The task -
Using the listing below, show all lines that hold the word "inicReferencia".

Given entries -
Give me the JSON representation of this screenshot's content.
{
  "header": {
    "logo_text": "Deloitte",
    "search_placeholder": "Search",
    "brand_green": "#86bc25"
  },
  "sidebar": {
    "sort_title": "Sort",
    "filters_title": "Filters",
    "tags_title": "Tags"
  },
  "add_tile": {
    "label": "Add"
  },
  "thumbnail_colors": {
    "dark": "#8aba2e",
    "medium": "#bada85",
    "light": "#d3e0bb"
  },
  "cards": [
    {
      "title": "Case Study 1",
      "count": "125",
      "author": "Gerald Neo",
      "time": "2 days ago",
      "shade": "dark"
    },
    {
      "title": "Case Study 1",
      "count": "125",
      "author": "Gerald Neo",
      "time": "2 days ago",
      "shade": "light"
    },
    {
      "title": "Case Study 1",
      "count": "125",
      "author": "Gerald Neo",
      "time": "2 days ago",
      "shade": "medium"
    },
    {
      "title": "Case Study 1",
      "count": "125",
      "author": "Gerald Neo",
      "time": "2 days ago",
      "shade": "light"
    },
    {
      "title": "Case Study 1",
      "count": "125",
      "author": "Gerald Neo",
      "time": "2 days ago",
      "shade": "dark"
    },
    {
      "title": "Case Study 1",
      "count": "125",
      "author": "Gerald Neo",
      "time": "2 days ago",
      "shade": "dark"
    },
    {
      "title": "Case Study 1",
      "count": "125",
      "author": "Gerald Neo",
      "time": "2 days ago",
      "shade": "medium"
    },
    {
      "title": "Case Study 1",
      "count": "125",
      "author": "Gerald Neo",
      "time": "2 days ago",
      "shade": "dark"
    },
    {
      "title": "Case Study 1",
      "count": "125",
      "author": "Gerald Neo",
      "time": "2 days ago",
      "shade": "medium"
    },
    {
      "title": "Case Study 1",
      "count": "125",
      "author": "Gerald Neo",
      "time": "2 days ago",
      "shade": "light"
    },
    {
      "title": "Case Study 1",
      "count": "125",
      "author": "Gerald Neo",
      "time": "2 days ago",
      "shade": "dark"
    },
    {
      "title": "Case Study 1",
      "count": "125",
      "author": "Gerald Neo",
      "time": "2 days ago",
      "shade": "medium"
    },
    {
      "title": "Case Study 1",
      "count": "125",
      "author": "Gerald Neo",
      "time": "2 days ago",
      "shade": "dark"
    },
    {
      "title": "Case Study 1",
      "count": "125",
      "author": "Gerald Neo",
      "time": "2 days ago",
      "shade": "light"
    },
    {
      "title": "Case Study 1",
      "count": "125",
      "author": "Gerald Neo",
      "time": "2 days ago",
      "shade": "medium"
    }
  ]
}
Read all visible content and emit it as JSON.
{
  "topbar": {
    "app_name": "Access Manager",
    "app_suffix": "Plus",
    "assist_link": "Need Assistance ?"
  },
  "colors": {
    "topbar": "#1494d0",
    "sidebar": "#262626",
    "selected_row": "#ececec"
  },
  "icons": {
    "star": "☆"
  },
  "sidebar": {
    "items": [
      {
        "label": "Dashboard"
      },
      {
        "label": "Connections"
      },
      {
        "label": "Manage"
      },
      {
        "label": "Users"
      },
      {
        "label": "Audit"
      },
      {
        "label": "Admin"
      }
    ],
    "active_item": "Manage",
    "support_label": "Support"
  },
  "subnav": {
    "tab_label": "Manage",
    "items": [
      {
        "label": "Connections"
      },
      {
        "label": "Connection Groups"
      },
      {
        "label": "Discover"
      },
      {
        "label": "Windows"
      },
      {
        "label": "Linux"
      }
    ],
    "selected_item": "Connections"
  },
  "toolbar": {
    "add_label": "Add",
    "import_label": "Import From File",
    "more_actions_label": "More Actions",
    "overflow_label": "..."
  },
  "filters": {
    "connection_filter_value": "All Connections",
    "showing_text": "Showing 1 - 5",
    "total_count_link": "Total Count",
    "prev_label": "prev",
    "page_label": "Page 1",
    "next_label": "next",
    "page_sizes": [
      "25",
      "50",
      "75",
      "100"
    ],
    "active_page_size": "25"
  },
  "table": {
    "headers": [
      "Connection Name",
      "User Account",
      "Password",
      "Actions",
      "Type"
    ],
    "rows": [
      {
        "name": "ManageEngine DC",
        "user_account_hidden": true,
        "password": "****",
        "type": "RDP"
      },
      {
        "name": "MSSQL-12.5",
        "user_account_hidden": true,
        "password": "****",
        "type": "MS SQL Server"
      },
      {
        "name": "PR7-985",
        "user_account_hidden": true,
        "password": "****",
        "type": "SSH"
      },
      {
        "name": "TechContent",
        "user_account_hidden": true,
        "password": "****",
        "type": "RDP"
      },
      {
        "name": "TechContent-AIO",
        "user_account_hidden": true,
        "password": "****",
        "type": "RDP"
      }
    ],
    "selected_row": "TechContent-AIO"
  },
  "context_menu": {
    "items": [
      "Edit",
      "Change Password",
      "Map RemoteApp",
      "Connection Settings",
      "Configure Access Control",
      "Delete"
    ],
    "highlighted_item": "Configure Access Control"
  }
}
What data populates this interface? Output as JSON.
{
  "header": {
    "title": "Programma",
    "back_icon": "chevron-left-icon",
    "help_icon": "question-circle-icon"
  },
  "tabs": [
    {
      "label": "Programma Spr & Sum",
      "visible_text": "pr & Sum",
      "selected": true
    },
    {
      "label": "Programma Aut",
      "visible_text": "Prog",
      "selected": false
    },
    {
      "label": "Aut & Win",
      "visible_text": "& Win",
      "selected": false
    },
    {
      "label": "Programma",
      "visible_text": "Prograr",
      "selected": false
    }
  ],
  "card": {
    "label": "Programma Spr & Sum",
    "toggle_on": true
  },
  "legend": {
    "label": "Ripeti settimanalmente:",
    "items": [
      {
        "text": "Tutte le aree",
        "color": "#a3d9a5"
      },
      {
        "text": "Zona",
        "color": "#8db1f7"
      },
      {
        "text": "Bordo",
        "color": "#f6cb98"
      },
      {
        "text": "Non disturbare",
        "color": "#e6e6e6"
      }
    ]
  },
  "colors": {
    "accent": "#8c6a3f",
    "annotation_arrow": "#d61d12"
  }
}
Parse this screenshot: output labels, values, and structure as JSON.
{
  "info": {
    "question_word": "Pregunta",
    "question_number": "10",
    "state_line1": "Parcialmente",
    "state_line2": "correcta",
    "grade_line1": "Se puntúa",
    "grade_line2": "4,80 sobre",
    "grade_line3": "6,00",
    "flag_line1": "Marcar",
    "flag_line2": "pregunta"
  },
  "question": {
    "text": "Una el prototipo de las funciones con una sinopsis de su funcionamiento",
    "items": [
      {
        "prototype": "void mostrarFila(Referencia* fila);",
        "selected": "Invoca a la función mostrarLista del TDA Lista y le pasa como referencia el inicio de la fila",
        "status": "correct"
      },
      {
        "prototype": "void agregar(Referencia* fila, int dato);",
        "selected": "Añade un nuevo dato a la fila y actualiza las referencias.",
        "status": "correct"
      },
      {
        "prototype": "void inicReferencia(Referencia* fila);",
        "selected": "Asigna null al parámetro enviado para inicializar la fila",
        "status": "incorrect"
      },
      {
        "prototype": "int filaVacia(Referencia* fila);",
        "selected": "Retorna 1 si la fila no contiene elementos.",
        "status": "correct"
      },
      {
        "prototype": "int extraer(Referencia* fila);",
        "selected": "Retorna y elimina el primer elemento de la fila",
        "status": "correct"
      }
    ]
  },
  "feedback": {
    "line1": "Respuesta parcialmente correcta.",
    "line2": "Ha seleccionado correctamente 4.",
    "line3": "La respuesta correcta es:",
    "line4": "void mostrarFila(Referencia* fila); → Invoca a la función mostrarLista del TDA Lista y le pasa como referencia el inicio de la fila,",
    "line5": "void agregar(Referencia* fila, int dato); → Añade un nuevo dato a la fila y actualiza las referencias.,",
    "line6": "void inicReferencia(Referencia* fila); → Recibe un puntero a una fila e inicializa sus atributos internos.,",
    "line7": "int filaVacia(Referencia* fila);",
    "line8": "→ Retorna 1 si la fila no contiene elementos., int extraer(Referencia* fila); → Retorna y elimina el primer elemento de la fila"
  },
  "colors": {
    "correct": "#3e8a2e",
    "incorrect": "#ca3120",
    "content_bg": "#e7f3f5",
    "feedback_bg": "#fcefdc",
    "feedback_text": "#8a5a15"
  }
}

Response below -
        "prototype": "void inicReferencia(Referencia* fila);",
    "line6": "void inicReferencia(Referencia* fila); → Recibe un puntero a una fila e inicializa sus atributos internos.,",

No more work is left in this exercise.